Skip to main content

Health Share to Try Regional Integration of Behavioral Health

By this summer, counties in the Portland metropolitan area will take responsibility for integrating what is now a fragmented behavioral healthcare system, Health Share of Oregon’s Community Advisory Council was told. The coordinated care organization hopes the regional approach will solve decades-old problems.
March 9, 2016

Starting July 1, Health Share plans to pool money that has been split since the 1990s between physical and mental health to integrate mental health and substance use benefits into one coordinated system. The CCO plans to give Medicaid money to the counties to run a regional pool that aims to ensure similar resources are available whether people live in Multnomah, Washington or Clackamas counties.

“When people go to jail, their Medicaid is suspended. They become invisible to us. But the counties work with corrections and have a holistic picture of people going in and out of jail that the medical system does not,” CEO Janet Meyer told the community advisory council last week. “I think this is innovative because it’s breaking down a 20-year-old problem.”

Devarshi Bajpai, Medicaid manager for Multnomah County, said 95 percent of his clients came to him from the criminal justice or child welfare systems and some of the current system’s problems can be deadly.

“After an opiate addict is detoxed, the potential for overdose goes up,” Bajpai said.

Bajpai said the integrated system would connect with addicts as they leave jail, helping them with treatment, basic living skills, 12-step meetings and other support.

The new integrated system should not abandon these clients after three or four years of sobriety, he said. “Currently, they can’t get treatment unless they’re using.
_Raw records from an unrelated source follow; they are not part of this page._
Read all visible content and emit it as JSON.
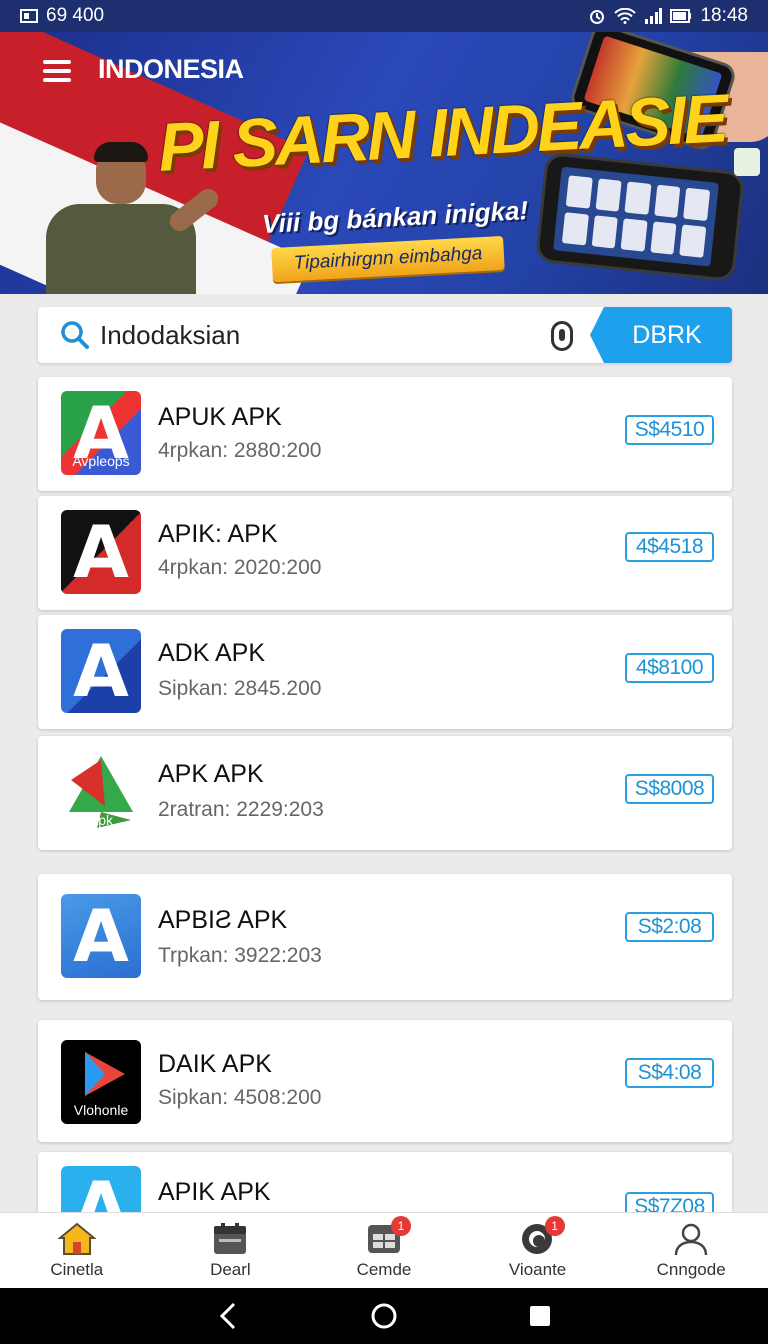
{
  "status_bar": {
    "left_text": "69 400",
    "time": "18:48"
  },
  "banner": {
    "brand": "INDONESIA",
    "headline": "PI SARN INDEASIE",
    "subline": "Viii bg bánkan inigka!",
    "cta_label": "Tipairhirgnn eimbahga"
  },
  "search": {
    "value": "Indodaksian",
    "button_label": "DBRK"
  },
  "apps": [
    {
      "title": "APUK APK",
      "meta": "4rpkan: 2880:200",
      "price": "S$4510",
      "icon_label": "Avpleops"
    },
    {
      "title": "APIK: APK",
      "meta": "4rpkan: 2020:200",
      "price": "4$4518"
    },
    {
      "title": "ADK APK",
      "meta": "Sipkan: 2845.200",
      "price": "4$8100"
    },
    {
      "title": "APK APK",
      "meta": "2ratran: 2229:203",
      "price": "S$8008",
      "icon_label": "Apk"
    },
    {
      "title": "APBIƧ APK",
      "meta": "Trpkan: 3922:203",
      "price": "S$2:08"
    },
    {
      "title": "DAIK APK",
      "meta": "Sipkan: 4508:200",
      "price": "S$4:08",
      "icon_label": "Vlohonle"
    },
    {
      "title": "APIK APK",
      "meta": "",
      "price": "S$7Z08"
    }
  ],
  "bottom_nav": [
    {
      "label": "Cinetla",
      "icon": "home-icon"
    },
    {
      "label": "Dearl",
      "icon": "calendar-icon"
    },
    {
      "label": "Cemde",
      "icon": "grid-icon",
      "badge": "1"
    },
    {
      "label": "Vioante",
      "icon": "record-icon",
      "badge": "1"
    },
    {
      "label": "Cnngode",
      "icon": "profile-icon"
    }
  ],
  "colors": {
    "accent": "#1ea0ec",
    "status_bar": "#1d2f6e",
    "headline": "#ffd21c",
    "badge": "#e53935"
  }
}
Addiction is a chronic disease. Diabetics have the same level of compliance as addicts do. Just like with diabetes, there’s a range of treatment.”

Dr. Ryan Skelton questioned whether the metropolitan area had enough resources for “smooth relapse prevention.”
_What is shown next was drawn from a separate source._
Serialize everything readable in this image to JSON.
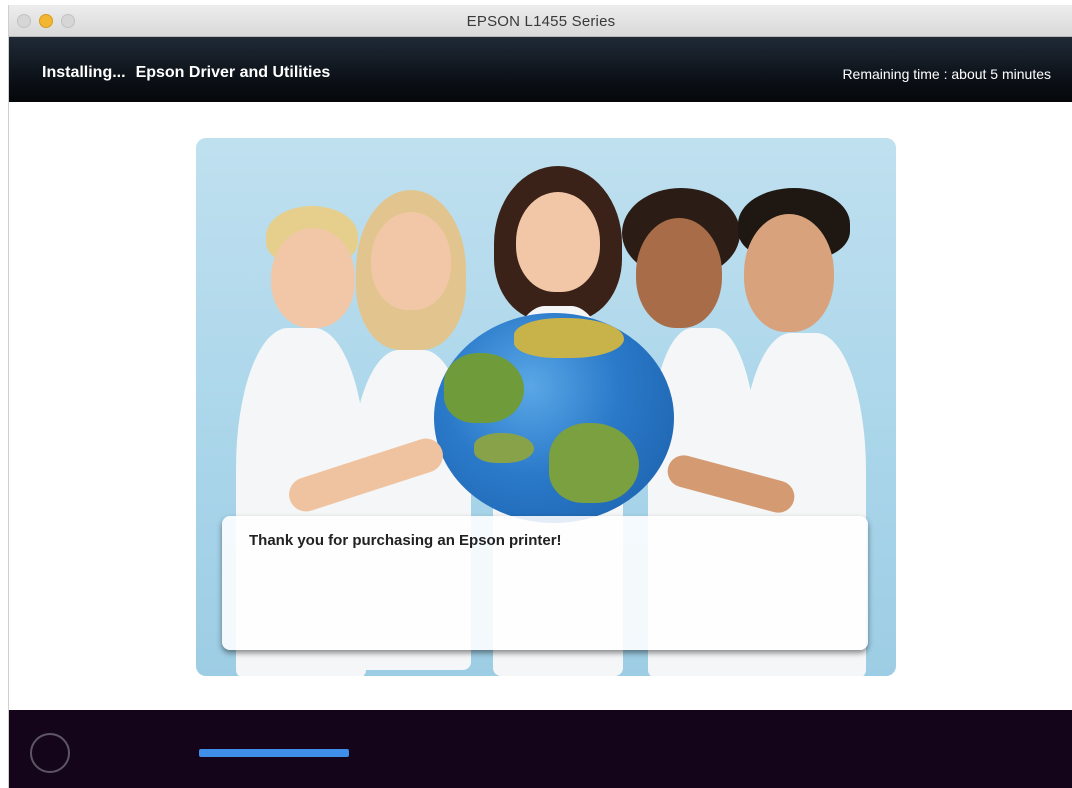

Often jail release is contingent upon an inmate getting into residential treatment and “that is not a judge’s or DA’s decision,” Bajpai said. A more integrated system would get the inmate to the right level of care as opposed to putting former inmates in residential treatment just because they don’t have a place to live -- a system Bajpai described as inefficient and expensive because it uses beds that could be used by people who really need residential treatment.

Currently, treatment providers also are put “in the weird position of having to decide if a session is about depression or addiction” for billing purposes when it frequently is about both.

Dr. Tony Melaragno of Legacy Health updated the council on the opening of the Unity Center for Behavioral Health, slated for later this year.

The four partners who usually are competitors --Adventist Health, Kaiser Permanente, Legacy Health and Oregon Health & Science University – “pledged to share in the losses” to provide 80 adult and 22 adolescent beds for people experiencing a mental or behavioral health crisis, he said, adding that the Unity Center also hopes to have community partners providing a warm hand off from acute care to other resources. It will also house a courtroom serving all three counties.